Reaching through hissing blasts of steam, Erys tentatively put his hand upon the door. It felt warm, humming with suppressed energy, barely constrained by plated steel. Oil dripped continuously from its face, snaking along the rivets in burnt sienna rivers, although flowing from no obvious source; pushed through its metal skin by immeasurable forces unknown. Clockwork gears and machinery ran along its border, visible beneath the metal plates of the front wall which turned opaque as it approached the ground, rendering its innards visible as the building struck deep into the concrete. Erys remained still, his hand motionless upon the door. He was weary of being seen, but felt strangely paralysed in the sight of his goal. A single unwanted observer, an alarm raised, and he would soon be disappearing into the black depths of the Gearmen’s sanctuary, on the far side of the City facing onto Sable Bay. No one returned from that place, so he was told. Stories were whispered about figures seen in windows, hands clenched despairingly on bars, cries emanating out and falling upon the crashing waves. Yet, he was not compelled to move. He was grappling with the unnerving feeling that he had seen this door before. This was impossible. ‘I would know if I had been here’, he reasoned with himself. But the feeling remained, splintered into his thoughts and refusing to be dismissed, an indistinct recognition – as if from a long-forgotten dream. He shook his head, clearing his vision. ‘Alisia once said that I never forgot anything, that I stored everything away, for what good it did. Maybe she knew more than I ever thought’. If he ever saw her again, he would tell her that she was right. With sudden bursts, lamps illuminated one by one into the distance, spreading their yellowed light onto the darkening street, shaking Erys from his introspection. The City had completed switching cycles, with the transition into night phase now fully complete. Raucous voices drifted from nearby entertainment complex, loosed by cheap spirits and the absence of worry. Oblivious and uncaring, free from burdens of larger purpose, he could have envied them. Then, impeccably timed footsteps began to echo from the distance. An approaching patrol. The mechanical eyes of the Gearmen were always watchful, and never missed much. Erys pushed himself close against the door, and frantically began searching for the release point. He had to get in. Now.

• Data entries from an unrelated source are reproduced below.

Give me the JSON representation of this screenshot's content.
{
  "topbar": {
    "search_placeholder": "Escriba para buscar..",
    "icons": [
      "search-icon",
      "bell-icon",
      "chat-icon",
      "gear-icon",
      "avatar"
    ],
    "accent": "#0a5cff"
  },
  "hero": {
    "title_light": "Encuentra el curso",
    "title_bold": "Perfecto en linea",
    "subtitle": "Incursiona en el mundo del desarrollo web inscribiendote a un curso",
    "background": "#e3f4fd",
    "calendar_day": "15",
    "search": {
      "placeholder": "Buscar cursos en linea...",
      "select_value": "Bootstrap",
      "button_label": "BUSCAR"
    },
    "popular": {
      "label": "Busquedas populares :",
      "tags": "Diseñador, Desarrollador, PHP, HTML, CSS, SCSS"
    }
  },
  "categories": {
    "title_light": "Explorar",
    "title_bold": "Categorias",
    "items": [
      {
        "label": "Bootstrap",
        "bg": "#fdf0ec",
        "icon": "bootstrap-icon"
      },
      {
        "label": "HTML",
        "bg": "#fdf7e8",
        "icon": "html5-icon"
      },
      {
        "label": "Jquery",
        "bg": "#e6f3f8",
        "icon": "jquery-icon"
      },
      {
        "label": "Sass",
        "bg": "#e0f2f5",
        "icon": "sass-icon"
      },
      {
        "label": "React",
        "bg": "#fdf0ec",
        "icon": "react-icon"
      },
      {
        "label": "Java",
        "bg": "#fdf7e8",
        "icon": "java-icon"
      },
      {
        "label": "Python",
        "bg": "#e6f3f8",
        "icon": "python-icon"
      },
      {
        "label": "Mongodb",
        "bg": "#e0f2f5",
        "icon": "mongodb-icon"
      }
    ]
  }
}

The footsteps grew louder. Erys could picture their cold, insensate eyes, mechanical and unblinking, immune to fear or reason. They simply stared, and took you. As he groped at the door, feeling for a catch or release, his searching hands felt a small cylinder of metal, protruding slightly from the doors face. It seemed like it could be turned, and above it read ‘TURN TO SYNC’ , burnt chrome into the metal. With the Gearmen approaching fast, he had no other option. He gripped the cylinder, and turned. A hiss of steam erupted, and the steel tube clicked fully around, before retreating into a chamber behind it. Erys stood close to the door, willing it to open. He wondered if he would soon be one of those unnamed faces, staring bleakly out from those immense barred windows, all hope sinking behind the black waves of Sable Bay. He would be lost. She would be lost. This fear sunk deep in his stomach, and shot shivers up his spine. That could not happen. He would not allow that to happen. As his panic mounted, a metal spike slick with a viscera of oil and grime, shot forth from the door, driving into his chest in one savage motion, the cold metal piercing through his flesh and into his heart. Electric bolts of pain drove the air from his lungs, as the spike connected with the machinery within, engaging the geartrains with a series of clicks. His vision dimmed as he slumped against the door, all thoughts expelled by the burning agony being driven into his chest. His heart laboured for a moment, straining within his chest wall, before resuming in rhythm with the invading machine, beating unnaturally quickly in time with the clockwork mechanisms of the door. The Gearmen were close now. The spike retracted from his chest, and retreated into the door, dripping a trail of blood and oil. Eyrs held his chest, as oil dripped from his nose. His vision flared and cleared, surroundings now visible in vivid detail, energy pumping through his veins, feeling a strength in his muscles he never thought possible. The door now opened, sliding upwards and revealing nothing save a faint light isolated at the end of gaping stretch of darkness. He staggered through the opening, the door slamming shut just as the Gearman marched past. Collecting himself, he squinted as murky lights flickered to life along the ceiling, revealing a vast corridor, narrow and suffocating. The smell of oil hung thickly, and condensation fell in a constant rain from above, the humidity oppressive. He was here. This is where he would find his retribution. As he pulled crumpled paper from his pocket, on which was scribbled all the information he received from his contact about this place, he became aware of an altogether new question. He had come for answers, for the truth. But for this question, he wasn’t sure if he wanted to know the answer. ‘What am I?’